> _Your goal_
Work out how many lines in these entries include the string "Otherwise", and give only that figure.
::: Available records :::
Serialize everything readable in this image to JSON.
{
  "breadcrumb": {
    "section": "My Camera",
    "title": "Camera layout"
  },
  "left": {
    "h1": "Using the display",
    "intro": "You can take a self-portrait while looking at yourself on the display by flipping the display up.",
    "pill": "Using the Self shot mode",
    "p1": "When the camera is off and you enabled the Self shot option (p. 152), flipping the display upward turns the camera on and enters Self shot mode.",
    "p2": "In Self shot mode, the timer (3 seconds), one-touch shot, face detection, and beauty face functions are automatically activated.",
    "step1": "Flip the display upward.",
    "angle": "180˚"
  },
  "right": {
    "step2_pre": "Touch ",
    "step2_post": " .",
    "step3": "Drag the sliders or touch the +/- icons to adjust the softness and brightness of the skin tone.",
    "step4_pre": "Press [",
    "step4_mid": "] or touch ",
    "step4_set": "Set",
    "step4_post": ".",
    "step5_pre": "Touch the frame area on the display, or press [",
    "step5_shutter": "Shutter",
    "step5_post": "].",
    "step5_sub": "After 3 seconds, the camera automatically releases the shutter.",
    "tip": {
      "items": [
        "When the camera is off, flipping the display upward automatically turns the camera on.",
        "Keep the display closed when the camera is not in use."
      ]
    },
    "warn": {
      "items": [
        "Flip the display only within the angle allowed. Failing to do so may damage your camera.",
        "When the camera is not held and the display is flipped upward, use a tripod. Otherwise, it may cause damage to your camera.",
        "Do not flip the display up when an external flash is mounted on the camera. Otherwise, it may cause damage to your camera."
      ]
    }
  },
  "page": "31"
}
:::
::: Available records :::
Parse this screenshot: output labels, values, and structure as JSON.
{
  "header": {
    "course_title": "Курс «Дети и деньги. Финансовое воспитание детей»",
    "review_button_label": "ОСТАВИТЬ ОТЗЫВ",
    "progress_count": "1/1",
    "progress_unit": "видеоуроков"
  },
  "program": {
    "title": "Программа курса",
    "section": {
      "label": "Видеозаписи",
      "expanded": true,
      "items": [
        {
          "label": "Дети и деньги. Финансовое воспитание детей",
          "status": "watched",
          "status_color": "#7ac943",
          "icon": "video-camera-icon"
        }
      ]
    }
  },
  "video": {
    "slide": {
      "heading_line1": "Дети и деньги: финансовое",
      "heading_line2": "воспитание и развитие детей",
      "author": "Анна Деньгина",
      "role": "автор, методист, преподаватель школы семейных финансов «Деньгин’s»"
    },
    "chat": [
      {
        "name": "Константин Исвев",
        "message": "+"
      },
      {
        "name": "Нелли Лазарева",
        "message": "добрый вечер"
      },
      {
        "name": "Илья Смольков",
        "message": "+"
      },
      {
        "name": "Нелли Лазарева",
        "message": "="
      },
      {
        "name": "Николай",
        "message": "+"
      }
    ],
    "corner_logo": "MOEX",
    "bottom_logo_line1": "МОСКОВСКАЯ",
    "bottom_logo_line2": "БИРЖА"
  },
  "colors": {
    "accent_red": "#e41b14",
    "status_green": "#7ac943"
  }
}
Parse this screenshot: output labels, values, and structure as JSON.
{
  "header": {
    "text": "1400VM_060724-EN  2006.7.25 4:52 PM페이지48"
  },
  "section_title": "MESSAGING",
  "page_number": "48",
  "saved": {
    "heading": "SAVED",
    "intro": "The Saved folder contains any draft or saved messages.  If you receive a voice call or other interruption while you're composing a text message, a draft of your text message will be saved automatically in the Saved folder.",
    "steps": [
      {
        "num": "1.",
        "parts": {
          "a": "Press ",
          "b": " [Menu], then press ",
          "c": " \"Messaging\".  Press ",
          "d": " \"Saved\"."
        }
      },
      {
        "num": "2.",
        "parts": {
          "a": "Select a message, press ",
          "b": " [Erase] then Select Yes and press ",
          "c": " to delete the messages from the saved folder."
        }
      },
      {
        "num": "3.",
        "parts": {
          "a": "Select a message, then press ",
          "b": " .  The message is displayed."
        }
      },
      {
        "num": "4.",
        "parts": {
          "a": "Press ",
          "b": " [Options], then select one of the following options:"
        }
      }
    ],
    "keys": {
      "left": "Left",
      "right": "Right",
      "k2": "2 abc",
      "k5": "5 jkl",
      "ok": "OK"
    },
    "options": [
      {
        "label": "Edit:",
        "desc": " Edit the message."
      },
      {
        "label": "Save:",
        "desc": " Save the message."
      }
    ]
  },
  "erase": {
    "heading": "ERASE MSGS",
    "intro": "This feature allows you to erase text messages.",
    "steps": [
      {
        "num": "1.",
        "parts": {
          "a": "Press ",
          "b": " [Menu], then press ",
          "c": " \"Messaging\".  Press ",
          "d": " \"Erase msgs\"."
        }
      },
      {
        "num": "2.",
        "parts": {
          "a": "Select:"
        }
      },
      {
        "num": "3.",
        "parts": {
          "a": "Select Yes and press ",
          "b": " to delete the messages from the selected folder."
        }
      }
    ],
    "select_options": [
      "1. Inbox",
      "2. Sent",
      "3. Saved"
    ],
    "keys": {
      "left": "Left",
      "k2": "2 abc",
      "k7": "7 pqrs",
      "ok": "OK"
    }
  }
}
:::
> _Response area_
2